*** Data to use ***

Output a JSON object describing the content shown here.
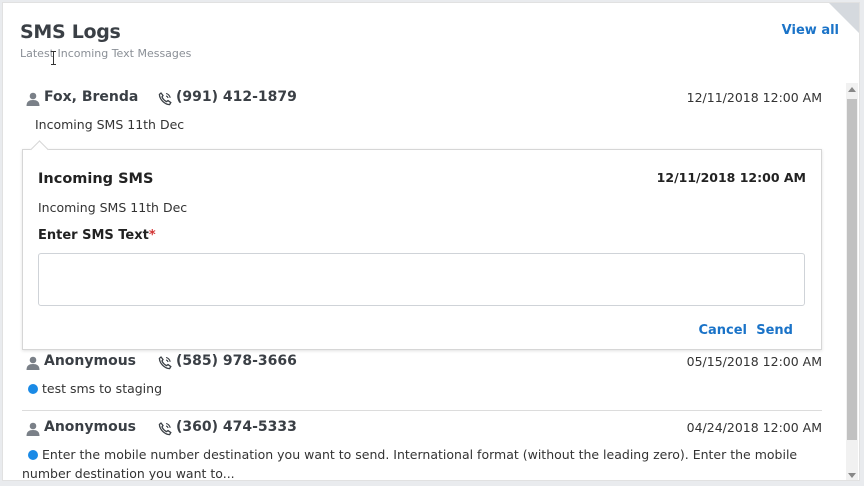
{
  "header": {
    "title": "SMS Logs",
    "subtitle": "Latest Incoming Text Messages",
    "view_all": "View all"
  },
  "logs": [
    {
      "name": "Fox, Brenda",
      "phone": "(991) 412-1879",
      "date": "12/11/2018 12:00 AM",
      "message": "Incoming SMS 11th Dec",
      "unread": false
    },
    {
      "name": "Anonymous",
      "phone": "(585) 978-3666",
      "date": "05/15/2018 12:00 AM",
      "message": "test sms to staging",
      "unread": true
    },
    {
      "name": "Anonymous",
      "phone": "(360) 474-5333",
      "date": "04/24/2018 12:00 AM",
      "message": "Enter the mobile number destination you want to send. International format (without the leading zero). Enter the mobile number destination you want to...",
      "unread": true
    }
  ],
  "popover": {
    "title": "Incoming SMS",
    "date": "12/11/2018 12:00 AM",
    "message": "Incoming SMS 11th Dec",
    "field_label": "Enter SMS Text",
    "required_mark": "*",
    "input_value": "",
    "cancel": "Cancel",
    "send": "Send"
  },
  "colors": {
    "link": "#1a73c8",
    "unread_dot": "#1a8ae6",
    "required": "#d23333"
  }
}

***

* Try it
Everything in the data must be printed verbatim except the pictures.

* Solved exercise
Output a JSON object describing the content shown here.
{
  "header": {
    "title": "SMS Logs",
    "subtitle": "Latest Incoming Text Messages",
    "view_all": "View all"
  },
  "logs": [
    {
      "name": "Fox, Brenda",
      "phone": "(991) 412-1879",
      "date": "12/11/2018 12:00 AM",
      "message": "Incoming SMS 11th Dec",
      "unread": false
    },
    {
      "name": "Anonymous",
      "phone": "(585) 978-3666",
      "date": "05/15/2018 12:00 AM",
      "message": "test sms to staging",
      "unread": true
    },
    {
      "name": "Anonymous",
      "phone": "(360) 474-5333",
      "date": "04/24/2018 12:00 AM",
      "message": "Enter the mobile number destination you want to send. International format (without the leading zero). Enter the mobile number destination you want to...",
      "unread": true
    }
  ],
  "popover": {
    "title": "Incoming SMS",
    "date": "12/11/2018 12:00 AM",
    "message": "Incoming SMS 11th Dec",
    "field_label": "Enter SMS Text",
    "required_mark": "*",
    "input_value": "",
    "cancel": "Cancel",
    "send": "Send"
  },
  "colors": {
    "link": "#1a73c8",
    "unread_dot": "#1a8ae6",
    "required": "#d23333"
  }
}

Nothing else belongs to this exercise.